ERIC Number: ED349569
Record Type: RIE
Publication Date: 1992-Aug
Reference Count: N/A
Student-Centered Teaching and Creative Teaching Methods as They Relate to Enhancing Student Creativity in Advertising Copywriting.
The issue of whether teaching methods can influence creativity in the advertising copy writing classroom can best be examined by breaking it into three areas of knowledge access (perceptual, action, and conceptual). One of the perceptions of creativity is that creativity ceases to develop once a student is of college age, and that college itself serves as an obstacle to creativity.

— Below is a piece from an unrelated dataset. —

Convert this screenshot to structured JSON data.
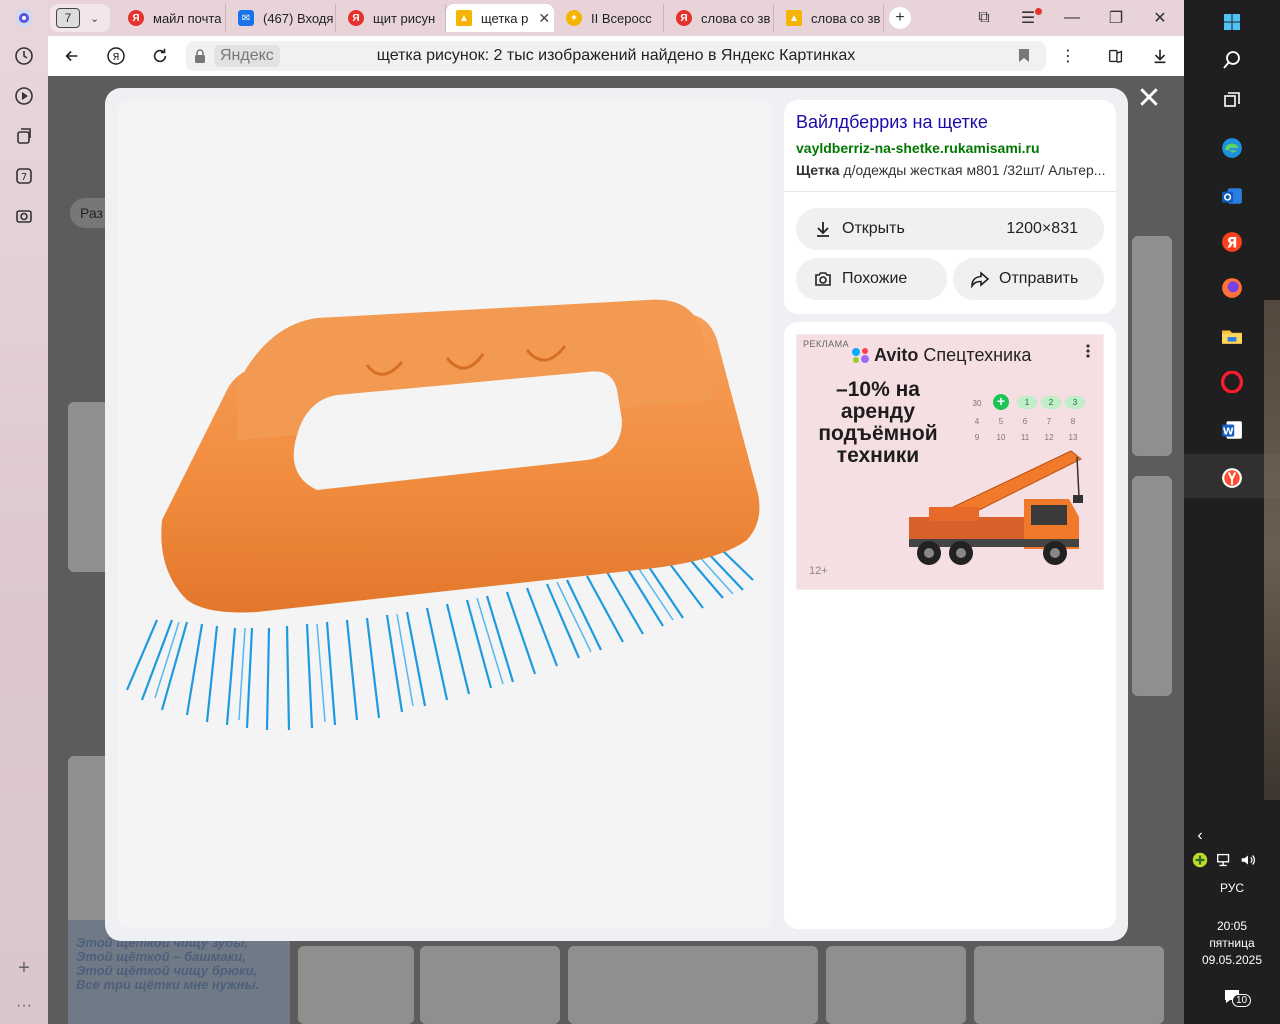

An appropriate action is to shift to student-centered teaching, based on principles of psychotherapy and the educational assumptions of Rogerian counseling. The first step in the process may be the deletion of copywriting syllabi. In a copywriting course at a mid-size southwestern university, using the student-centered type of syllabus construction, 46 of 47 students had only positive feedback about the approach. The class picked readings germane to the current topic, invited speakers, and wrote their own versions of assignments, rather than relying on one text. Another action important to the stimulation of creativity is inquiry and curiosity. Each class should contain more interrogatives than declaratives. Conceptually, these practices make sense, but do they work? Determining which of differing teaching methods is more effective is not a simple problem. It is imperative that instructors become researchers in their own classrooms. These suggestions will increase student creativity only inasmuch as the instructor using them enhances and encompasses the passion and pride involved in teaching creativity. (RS)
Publication Type: Speeches/Meeting Papers; Guides - Classroom - Teacher
Education Level: N/A
Authoring Institution: N/A
Identifiers: Advertising Copywriting; Advertising Education
Note: Paper presented at the Annual Meeting of the Association for Education in Journalism and Mass Communication (75th, Montreal, Quebec, Canada, August 5-8, 1992). Printed on colored paper.